What the task asks:
Whenever a line below includes the string "data", show it.

Task inputs:

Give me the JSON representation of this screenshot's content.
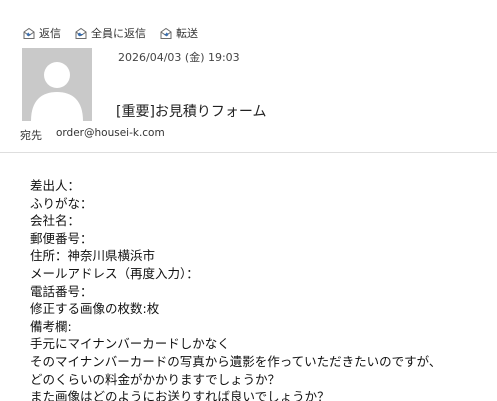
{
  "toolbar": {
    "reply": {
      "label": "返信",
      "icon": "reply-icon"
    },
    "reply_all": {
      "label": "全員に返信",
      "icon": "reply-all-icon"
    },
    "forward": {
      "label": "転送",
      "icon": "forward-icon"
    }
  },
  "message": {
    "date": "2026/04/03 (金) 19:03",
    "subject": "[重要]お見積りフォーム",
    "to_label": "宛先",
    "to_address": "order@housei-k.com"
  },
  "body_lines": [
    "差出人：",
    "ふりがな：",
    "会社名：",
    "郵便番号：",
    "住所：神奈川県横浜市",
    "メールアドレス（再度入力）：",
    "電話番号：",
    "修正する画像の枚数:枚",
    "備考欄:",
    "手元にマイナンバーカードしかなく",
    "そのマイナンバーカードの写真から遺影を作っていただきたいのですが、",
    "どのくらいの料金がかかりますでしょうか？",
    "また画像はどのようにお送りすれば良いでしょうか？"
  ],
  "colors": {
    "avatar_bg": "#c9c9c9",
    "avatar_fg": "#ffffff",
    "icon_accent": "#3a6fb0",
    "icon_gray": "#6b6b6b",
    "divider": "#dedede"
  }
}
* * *
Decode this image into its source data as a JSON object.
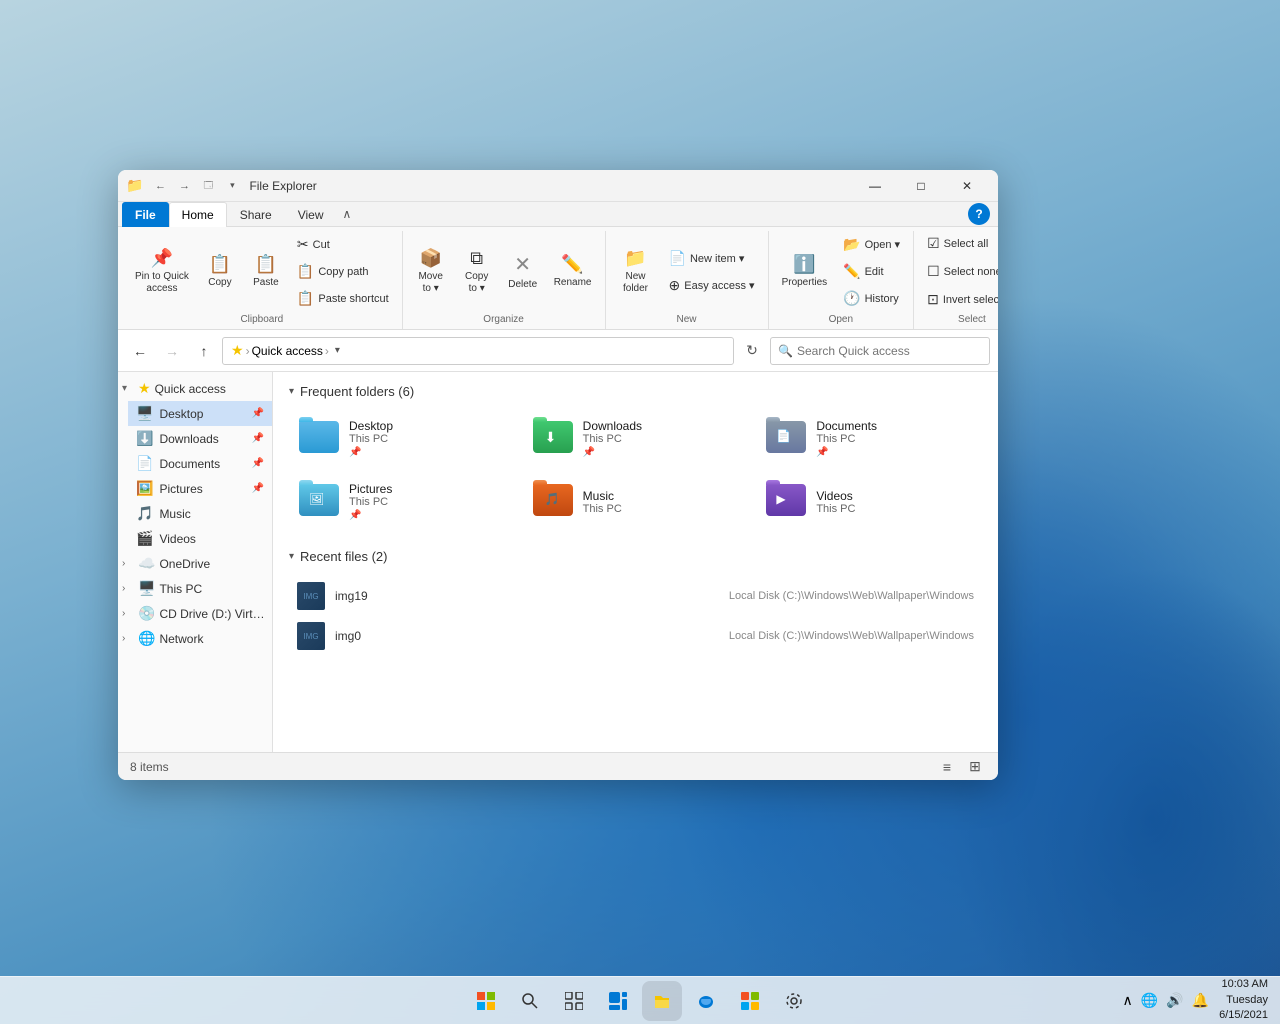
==
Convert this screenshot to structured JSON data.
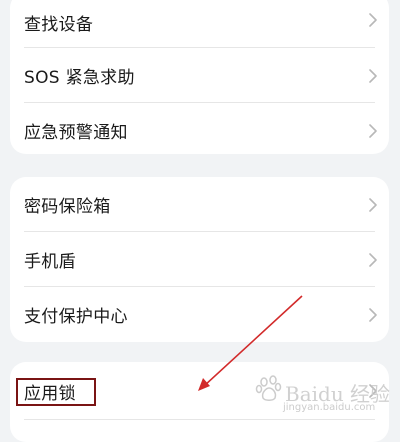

Result:
Decode this image into its source data as a JSON object.
Convert this screenshot to structured JSON data.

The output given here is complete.